> **Task details**
Leaving the pictures aside, repeat each line below exactly.

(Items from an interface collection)
^^^^^^^^

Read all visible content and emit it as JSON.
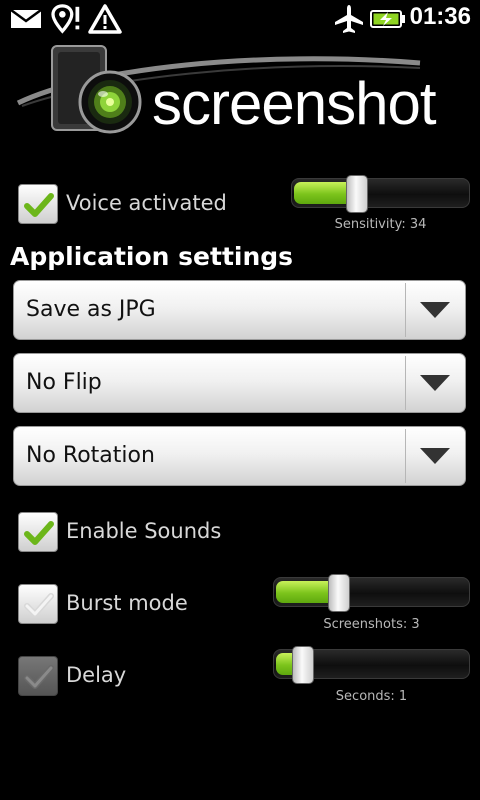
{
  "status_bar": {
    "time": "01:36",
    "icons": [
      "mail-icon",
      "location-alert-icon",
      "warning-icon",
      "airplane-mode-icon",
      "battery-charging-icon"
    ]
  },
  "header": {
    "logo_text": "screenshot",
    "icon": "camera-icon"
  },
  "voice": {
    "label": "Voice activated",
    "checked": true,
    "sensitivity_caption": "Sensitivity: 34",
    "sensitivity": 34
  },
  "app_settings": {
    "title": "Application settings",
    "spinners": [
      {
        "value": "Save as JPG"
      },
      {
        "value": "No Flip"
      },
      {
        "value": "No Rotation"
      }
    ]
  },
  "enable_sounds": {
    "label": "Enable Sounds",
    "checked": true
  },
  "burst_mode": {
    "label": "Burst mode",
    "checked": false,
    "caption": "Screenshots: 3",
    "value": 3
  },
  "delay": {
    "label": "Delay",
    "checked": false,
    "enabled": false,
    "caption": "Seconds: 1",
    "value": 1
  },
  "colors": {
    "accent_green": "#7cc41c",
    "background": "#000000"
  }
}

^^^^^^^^

> **Response**
Read all visible content and emit it as JSON.
{
  "status_bar": {
    "time": "01:36",
    "icons": [
      "mail-icon",
      "location-alert-icon",
      "warning-icon",
      "airplane-mode-icon",
      "battery-charging-icon"
    ]
  },
  "header": {
    "logo_text": "screenshot",
    "icon": "camera-icon"
  },
  "voice": {
    "label": "Voice activated",
    "checked": true,
    "sensitivity_caption": "Sensitivity: 34",
    "sensitivity": 34
  },
  "app_settings": {
    "title": "Application settings",
    "spinners": [
      {
        "value": "Save as JPG"
      },
      {
        "value": "No Flip"
      },
      {
        "value": "No Rotation"
      }
    ]
  },
  "enable_sounds": {
    "label": "Enable Sounds",
    "checked": true
  },
  "burst_mode": {
    "label": "Burst mode",
    "checked": false,
    "caption": "Screenshots: 3",
    "value": 3
  },
  "delay": {
    "label": "Delay",
    "checked": false,
    "enabled": false,
    "caption": "Seconds: 1",
    "value": 1
  },
  "colors": {
    "accent_green": "#7cc41c",
    "background": "#000000"
  }
}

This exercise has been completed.